▸ **Your assignment**
Filter the data for lines with the word "title" and copy those lines.

----- Data for analysis

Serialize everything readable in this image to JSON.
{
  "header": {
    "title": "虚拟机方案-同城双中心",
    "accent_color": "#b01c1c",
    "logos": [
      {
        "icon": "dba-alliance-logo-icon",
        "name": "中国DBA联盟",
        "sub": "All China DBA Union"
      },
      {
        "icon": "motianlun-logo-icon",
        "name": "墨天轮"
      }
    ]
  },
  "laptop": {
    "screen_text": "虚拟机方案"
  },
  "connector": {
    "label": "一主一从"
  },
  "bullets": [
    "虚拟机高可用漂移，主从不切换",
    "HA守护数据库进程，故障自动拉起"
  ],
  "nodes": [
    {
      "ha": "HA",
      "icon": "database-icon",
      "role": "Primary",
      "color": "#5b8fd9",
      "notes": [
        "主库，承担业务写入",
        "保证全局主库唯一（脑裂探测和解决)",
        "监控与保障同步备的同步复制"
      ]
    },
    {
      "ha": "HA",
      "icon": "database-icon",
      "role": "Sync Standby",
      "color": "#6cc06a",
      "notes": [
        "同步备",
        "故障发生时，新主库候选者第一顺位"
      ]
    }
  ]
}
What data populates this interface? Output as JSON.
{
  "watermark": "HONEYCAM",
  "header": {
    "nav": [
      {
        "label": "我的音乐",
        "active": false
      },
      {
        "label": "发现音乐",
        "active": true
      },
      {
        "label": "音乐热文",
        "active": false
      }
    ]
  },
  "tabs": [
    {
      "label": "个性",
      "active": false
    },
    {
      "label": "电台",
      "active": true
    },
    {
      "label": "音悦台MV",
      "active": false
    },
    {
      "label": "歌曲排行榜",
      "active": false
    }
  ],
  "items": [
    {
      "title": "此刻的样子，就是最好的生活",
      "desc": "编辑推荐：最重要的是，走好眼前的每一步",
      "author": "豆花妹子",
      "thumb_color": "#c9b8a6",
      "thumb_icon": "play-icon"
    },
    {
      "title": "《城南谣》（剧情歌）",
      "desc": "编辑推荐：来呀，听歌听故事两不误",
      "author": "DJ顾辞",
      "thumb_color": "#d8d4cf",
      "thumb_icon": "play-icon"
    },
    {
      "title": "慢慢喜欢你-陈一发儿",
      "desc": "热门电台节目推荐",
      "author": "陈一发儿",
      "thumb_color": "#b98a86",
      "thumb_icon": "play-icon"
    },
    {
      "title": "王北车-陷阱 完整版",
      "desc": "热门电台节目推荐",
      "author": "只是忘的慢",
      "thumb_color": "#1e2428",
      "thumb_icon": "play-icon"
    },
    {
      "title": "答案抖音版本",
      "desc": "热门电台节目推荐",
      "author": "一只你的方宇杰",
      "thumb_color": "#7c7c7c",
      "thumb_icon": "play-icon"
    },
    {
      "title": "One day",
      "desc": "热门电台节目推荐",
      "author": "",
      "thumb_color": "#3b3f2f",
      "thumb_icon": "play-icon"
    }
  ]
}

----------

▸ **Your response**
    "title": "虚拟机方案-同城双中心",
      "title": "此刻的样子，就是最好的生活",
      "title": "《城南谣》（剧情歌）",
      "title": "慢慢喜欢你-陈一发儿",
      "title": "王北车-陷阱 完整版",
      "title": "答案抖音版本",
      "title": "One day",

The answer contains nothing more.